Gordon Town unites to avoid garbage pile-up
Since a major breakaway along the Gordon Town main road in rural St Andrew left a number of communities almost cut off, residents have been rallying to rid the area of waste and prevent a public health nightmare as the districts can no longer be accessed garbage trucks.
New of delays in the completion of an alternative route through Savage Pen, which was to be opened by the end of last year, mean that the arrangement will continue for a while longer.
With garbage piling up in Gordon Town weeks after the road was damaged due to landslides triggered by rains in November, residents got creative and pooled their resources to resolve this problem.
They arranged with the National Solid Waste Management Authority (NSWMA) for a truck to come to the pickup point behind the breakaway on Saturday mornings.
On the Friday nights before, the garbage – which is dumped in bins strategically placed throughout the community – is removed by cadre of youngsters and taken to the pickup point.
Benefits entire community
Patricia Grindley said this arrangement has worked for the benefit of the entire community.
“We realised that there were some unemployed young persons in the community, and so we decided to utilise their skills by organising for them to remove the garbage,” she told The Gleaner. “We asked residents to containerise their garbage properly and put them in the bins, which the youngsters clear on Friday. Community members have willingly made contributions to ensure that we can give them a stipend and keep this going so we avoid a build-up of garbage.”
The weekly process will continue, she explained, until NSWMA truck can access the community once more.
Grindley had high praises for the NSWMA, which she said has very supportive.
“The response from the NSWMA has been tremendous, in that we liaise with them and they provide us with gloves and bags on a weekly basis. They have been working closely with us,” she said.
She also had some suggestions for the residents to make the task easier.

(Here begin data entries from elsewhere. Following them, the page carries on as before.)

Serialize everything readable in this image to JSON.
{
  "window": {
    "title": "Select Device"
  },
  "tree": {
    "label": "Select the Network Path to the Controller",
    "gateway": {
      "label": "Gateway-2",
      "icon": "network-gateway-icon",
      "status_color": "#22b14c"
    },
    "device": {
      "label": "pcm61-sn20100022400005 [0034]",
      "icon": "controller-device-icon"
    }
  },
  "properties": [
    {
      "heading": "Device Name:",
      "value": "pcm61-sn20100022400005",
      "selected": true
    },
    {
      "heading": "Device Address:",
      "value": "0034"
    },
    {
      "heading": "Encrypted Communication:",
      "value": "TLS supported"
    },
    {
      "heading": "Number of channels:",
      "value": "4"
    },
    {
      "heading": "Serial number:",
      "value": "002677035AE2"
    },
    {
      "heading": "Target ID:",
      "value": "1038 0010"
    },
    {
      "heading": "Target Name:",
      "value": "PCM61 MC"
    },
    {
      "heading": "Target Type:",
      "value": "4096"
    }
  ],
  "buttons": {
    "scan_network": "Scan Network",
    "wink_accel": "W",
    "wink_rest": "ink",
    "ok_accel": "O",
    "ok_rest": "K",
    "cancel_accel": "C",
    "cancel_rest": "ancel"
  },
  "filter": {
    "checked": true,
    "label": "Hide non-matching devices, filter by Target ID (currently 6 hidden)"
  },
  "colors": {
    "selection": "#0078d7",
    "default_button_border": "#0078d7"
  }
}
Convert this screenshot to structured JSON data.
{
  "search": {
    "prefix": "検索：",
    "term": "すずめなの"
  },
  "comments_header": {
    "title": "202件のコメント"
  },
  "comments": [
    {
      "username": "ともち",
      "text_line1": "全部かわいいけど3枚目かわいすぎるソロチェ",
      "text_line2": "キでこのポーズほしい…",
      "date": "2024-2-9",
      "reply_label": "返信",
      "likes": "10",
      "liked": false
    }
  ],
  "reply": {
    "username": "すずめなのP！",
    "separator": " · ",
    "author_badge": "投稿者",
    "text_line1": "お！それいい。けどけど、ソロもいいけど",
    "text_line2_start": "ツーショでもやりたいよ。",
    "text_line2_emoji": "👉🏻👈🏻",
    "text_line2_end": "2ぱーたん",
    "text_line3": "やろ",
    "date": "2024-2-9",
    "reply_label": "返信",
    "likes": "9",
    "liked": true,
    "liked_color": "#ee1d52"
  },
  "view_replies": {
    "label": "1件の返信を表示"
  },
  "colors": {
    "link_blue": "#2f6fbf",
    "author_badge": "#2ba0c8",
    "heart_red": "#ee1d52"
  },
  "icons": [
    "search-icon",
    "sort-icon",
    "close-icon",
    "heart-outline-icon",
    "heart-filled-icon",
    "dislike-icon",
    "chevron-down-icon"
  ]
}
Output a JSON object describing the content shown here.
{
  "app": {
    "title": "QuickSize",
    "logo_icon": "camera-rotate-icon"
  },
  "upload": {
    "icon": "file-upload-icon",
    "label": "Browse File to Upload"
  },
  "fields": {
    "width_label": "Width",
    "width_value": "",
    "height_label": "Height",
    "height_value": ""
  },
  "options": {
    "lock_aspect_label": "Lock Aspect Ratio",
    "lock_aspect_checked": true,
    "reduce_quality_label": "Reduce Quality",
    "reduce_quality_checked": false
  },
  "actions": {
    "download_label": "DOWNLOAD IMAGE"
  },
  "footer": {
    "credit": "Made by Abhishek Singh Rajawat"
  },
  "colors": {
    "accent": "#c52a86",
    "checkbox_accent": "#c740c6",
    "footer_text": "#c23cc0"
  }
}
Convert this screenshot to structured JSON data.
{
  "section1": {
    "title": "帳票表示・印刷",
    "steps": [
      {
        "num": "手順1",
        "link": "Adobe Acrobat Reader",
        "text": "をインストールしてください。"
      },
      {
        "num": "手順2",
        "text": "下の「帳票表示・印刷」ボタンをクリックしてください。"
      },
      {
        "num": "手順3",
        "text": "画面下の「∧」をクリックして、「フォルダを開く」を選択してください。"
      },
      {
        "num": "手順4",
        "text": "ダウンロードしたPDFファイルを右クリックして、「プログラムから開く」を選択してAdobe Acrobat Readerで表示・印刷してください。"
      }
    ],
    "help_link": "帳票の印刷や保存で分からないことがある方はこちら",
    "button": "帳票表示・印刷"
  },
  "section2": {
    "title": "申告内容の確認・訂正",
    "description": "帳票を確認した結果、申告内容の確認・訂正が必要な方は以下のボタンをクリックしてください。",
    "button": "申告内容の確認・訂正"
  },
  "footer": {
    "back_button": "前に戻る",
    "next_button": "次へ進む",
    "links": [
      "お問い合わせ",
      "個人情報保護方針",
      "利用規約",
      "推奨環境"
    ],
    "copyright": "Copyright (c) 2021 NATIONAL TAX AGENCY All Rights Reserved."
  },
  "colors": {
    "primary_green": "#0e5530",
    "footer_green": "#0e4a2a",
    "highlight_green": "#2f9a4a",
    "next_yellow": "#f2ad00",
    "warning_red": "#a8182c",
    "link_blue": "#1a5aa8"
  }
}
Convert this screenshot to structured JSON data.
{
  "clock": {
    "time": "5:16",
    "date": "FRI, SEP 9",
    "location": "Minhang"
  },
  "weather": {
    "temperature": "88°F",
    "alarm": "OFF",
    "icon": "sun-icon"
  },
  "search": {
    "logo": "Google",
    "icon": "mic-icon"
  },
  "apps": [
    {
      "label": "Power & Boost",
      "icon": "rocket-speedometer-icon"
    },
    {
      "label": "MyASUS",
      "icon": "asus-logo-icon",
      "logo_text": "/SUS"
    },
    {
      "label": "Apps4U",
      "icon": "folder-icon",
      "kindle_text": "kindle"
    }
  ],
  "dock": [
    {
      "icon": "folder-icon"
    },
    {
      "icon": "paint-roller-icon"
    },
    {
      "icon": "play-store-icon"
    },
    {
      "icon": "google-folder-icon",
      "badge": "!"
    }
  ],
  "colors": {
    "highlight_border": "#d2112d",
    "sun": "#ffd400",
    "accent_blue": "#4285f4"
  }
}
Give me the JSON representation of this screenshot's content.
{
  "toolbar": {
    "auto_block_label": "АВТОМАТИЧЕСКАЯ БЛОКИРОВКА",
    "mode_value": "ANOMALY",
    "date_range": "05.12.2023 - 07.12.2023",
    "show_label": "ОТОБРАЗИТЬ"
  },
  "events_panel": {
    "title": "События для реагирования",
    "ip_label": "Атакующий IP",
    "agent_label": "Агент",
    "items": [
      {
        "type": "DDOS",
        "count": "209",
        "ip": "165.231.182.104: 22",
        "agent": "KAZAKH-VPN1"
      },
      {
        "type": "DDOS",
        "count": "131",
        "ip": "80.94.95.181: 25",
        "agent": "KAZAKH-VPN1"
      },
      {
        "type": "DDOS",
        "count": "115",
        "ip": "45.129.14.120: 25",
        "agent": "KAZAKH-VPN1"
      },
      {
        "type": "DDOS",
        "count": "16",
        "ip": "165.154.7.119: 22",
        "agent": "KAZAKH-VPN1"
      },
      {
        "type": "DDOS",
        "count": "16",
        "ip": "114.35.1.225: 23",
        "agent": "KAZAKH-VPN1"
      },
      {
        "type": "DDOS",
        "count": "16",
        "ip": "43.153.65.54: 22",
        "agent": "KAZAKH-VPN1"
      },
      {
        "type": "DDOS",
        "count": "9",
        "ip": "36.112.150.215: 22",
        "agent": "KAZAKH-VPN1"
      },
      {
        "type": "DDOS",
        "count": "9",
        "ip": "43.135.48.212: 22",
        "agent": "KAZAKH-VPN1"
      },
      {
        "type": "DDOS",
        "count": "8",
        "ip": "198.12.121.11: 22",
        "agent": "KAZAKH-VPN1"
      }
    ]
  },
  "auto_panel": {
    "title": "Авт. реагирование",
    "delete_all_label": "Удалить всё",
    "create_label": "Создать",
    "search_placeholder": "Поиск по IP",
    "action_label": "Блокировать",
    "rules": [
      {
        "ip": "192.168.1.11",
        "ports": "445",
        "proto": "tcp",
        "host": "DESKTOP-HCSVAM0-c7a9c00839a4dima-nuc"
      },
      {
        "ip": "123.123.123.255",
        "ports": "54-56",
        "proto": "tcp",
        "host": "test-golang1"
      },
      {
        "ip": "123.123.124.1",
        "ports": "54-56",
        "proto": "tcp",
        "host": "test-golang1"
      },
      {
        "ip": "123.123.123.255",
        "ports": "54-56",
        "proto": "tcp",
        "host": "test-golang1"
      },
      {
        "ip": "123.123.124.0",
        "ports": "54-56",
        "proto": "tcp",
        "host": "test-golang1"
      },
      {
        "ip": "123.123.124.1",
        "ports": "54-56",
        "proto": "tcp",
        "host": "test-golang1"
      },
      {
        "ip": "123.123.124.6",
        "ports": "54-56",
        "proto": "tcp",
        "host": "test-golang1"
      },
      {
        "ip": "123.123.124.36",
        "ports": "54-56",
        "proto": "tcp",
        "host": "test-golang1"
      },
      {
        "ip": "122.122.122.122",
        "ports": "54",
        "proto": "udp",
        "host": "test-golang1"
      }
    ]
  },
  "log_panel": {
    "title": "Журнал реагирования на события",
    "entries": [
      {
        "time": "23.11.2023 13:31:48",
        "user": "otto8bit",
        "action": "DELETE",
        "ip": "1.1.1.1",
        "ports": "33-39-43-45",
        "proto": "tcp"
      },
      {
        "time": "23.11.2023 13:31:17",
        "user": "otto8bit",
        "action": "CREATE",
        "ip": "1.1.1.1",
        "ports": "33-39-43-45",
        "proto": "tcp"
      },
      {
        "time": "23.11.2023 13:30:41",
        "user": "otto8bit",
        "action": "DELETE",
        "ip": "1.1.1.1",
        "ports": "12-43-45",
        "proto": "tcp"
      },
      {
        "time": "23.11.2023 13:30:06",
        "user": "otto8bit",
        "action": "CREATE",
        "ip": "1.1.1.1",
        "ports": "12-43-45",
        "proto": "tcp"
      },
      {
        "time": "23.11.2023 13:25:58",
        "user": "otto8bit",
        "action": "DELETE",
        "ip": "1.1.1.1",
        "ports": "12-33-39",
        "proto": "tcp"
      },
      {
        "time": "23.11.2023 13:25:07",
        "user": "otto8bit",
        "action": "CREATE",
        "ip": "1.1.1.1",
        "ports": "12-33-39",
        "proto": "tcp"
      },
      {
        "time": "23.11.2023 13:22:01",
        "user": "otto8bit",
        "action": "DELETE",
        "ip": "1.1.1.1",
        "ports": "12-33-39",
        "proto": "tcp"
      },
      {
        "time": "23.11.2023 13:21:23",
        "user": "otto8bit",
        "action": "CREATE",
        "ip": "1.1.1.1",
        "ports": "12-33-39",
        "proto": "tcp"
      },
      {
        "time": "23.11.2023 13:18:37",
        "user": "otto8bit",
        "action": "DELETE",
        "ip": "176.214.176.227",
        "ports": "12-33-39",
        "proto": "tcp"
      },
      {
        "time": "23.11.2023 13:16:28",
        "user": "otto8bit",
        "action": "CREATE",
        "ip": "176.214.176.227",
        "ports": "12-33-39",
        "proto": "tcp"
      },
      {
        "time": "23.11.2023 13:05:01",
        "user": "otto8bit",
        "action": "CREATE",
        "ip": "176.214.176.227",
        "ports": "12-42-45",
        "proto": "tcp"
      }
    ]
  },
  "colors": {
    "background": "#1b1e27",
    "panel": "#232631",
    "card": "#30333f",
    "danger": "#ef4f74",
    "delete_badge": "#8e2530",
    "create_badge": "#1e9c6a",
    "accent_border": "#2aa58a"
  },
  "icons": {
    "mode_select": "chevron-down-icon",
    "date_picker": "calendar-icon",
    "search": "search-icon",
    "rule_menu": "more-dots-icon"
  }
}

“We would advise that they ensure that the garbage is properly containerised so that it can more easily be removed. We also ask them to try creative ways of utilising their waste such as using the waste from the kitchen to make a compost and to recycle. We do not ask them to burn because that is harmful to the environment and poses a threat to human and animal health,” Grindley said. “Also, if you are going out of the community to shop or whatever, the journey will take you past the garbage pickup point, so just take a bag with you and drop it off.”